## TASK DETAILS
Every line in the records below that holds "RESERVAR" must be identified and copied.

── DATA RECORDS

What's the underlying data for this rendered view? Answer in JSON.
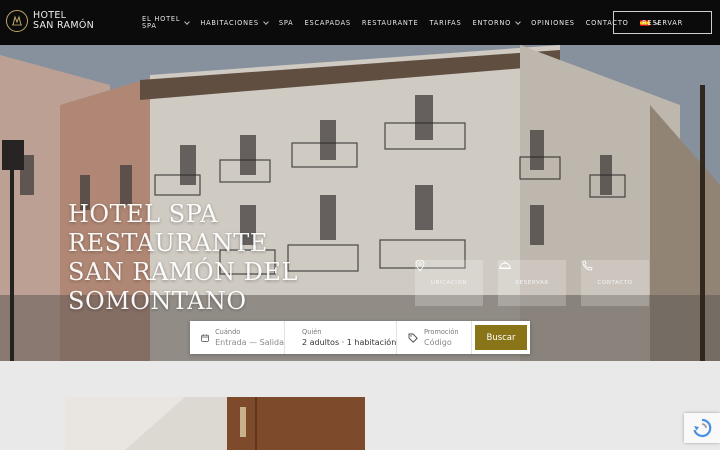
{
  "brand": {
    "line1": "HOTEL",
    "line2": "SAN RAMÓN",
    "accent": "#bfa76a"
  },
  "nav": {
    "items": [
      {
        "label_1": "EL HOTEL",
        "label_2": "SPA",
        "has_dropdown": true
      },
      {
        "label": "HABITACIONES",
        "has_dropdown": true
      },
      {
        "label": "SPA",
        "has_dropdown": false
      },
      {
        "label": "ESCAPADAS",
        "has_dropdown": false
      },
      {
        "label": "RESTAURANTE",
        "has_dropdown": false
      },
      {
        "label": "TARIFAS",
        "has_dropdown": false
      },
      {
        "label": "ENTORNO",
        "has_dropdown": true
      },
      {
        "label": "OPINIONES",
        "has_dropdown": false
      },
      {
        "label": "CONTACTO",
        "has_dropdown": false
      }
    ],
    "language_icon": "spain-flag-icon",
    "reserve_label": "RESERVAR"
  },
  "hero": {
    "title": "HOTEL SPA RESTAURANTE SAN RAMÓN DEL SOMONTANO",
    "quick_links": [
      {
        "label": "UBICACIÓN",
        "icon": "location-pin-icon"
      },
      {
        "label": "RESERVAR",
        "icon": "cloche-icon"
      },
      {
        "label": "CONTACTO",
        "icon": "phone-icon"
      }
    ]
  },
  "booking": {
    "dates": {
      "label": "Cuándo",
      "value": "Entrada — Salida",
      "icon": "calendar-icon"
    },
    "guests": {
      "label": "Quién",
      "value": "2 adultos · 1 habitación",
      "icon": "users-icon"
    },
    "promo": {
      "label": "Promoción",
      "placeholder": "Código",
      "icon": "tag-icon"
    },
    "search_label": "Buscar",
    "search_color": "#8a7418"
  }
}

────

## ANSWER AREA
    "reserve_label": "RESERVAR"
        "label": "RESERVAR",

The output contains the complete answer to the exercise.